Now, Roy carried the same photo in his wallet, along with images of all the others he trusted. He kept it as a silent reminder of his closest friend, along with a knife he never learned to throw nestled in the back of his boot. The truth was that Roy had trusted Maes from the first day they'd fought on the same side. He was one of the first people he'd protected (failed to protect) and Maes had always done the same for him, even until the very end.
When he was fourteen, he'd managed to anger his sensei by spilling the cup his daughter had just placed in front of him. Hawkeye-Sensei had gone to kick him hard in the shins as punishment, but she was faster. She was always faster. At age thirteen, Riza had ended up with a horrible bruise on her thigh, an insult in her ear and a new friend by her side. He might've fallen for her there and then.
She'd said once that she'd follow him into hell if the time came, but that was after Ishval. She'd followed him into hell before, onto the battlefield with dreams of peace and innocent eyes. They'd both been down there before and he trusted her because she was willing to do it again. They didn't need hell to be burnt more than they had, his gloves and her back were truth enough of that. He trusted her because, even if she hated him for his sins, she didn't show it in her kisses.
That was the first case where the other person had trusted him first and he loved her all the more for it. She stood at the top of the pyramid, the only one truly willing to shoot him from behind to keep his – really her – dream alive.
Roy chuckles lightly at the scotch in his hand and rests a head on the desk littered with unfinished work. He'd said he loved her, didn't he? That was what trust was to him and, thinking back on all the others, he decided.

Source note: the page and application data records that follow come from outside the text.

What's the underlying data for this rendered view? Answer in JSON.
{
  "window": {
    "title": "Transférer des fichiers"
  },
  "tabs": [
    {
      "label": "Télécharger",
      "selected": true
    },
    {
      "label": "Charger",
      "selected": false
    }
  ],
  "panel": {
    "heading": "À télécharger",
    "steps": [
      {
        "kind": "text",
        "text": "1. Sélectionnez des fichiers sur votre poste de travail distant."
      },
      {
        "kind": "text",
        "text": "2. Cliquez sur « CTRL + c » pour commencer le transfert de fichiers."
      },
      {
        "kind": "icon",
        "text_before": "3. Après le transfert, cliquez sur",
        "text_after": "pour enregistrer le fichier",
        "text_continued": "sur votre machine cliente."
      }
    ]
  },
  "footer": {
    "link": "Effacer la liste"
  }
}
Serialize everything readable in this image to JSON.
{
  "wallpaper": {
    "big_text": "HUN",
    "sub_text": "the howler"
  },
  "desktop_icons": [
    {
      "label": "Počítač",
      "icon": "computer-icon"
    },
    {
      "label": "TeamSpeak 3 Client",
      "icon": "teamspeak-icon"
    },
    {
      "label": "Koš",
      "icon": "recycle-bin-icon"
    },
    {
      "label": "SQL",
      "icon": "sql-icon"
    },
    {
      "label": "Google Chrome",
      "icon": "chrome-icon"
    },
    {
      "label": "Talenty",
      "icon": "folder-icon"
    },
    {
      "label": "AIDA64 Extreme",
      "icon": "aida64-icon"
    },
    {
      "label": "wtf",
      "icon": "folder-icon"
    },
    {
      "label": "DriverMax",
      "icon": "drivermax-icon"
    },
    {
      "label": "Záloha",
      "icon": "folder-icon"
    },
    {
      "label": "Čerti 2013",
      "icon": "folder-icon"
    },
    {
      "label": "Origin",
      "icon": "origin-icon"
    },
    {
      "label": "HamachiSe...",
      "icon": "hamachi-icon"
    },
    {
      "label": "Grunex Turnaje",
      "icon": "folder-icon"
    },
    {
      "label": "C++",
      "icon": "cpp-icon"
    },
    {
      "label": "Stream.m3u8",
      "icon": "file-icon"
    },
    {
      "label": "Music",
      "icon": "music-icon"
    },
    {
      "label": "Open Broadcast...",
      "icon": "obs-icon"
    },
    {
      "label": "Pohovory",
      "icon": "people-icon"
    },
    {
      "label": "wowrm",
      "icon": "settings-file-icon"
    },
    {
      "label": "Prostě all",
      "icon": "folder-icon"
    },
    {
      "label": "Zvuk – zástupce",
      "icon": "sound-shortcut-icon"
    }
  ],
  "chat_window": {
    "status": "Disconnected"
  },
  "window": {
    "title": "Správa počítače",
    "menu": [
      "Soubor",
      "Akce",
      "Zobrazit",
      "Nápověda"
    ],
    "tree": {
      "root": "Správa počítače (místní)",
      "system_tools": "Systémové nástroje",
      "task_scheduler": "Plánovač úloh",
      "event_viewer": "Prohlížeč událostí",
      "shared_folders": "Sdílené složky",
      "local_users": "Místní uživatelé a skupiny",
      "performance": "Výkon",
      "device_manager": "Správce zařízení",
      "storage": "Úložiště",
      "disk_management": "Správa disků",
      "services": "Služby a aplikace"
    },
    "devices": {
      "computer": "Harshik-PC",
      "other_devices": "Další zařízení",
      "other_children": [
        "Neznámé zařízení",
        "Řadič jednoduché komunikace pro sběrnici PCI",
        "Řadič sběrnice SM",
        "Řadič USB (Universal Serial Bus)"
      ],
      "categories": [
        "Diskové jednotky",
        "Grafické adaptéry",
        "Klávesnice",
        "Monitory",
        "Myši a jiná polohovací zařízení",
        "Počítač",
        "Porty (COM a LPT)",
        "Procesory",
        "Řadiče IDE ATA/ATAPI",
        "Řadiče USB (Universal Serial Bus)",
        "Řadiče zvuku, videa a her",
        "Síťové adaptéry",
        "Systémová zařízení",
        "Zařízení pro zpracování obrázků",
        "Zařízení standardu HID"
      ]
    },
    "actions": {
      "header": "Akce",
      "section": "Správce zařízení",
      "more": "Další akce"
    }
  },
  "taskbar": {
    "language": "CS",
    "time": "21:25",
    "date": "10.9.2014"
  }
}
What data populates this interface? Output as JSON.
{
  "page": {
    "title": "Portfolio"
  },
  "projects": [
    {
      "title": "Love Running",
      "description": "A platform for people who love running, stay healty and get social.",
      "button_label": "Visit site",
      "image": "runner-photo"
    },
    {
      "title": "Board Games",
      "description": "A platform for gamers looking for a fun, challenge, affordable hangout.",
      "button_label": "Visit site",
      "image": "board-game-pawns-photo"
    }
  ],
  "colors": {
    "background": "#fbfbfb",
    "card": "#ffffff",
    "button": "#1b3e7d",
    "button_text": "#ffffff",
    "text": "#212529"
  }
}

Havoc and Falman stood together, holding up Alphonse whilst Fuery and Breda gave them moral support. Edward leaned on his brother with a scowl, Christabelle's feet on their shoulders, their arms wrapped around her ankles. Maes had better balance than all of them, standing on the platform his mother held on her shoulders alone. Then there was Riza on Maes' shoulders, both of them laughing at Roy's expression in the dark office. Sure, it was dysfunctional, but the people he trusted held each other up, protected each other.
He loved them all the more for it.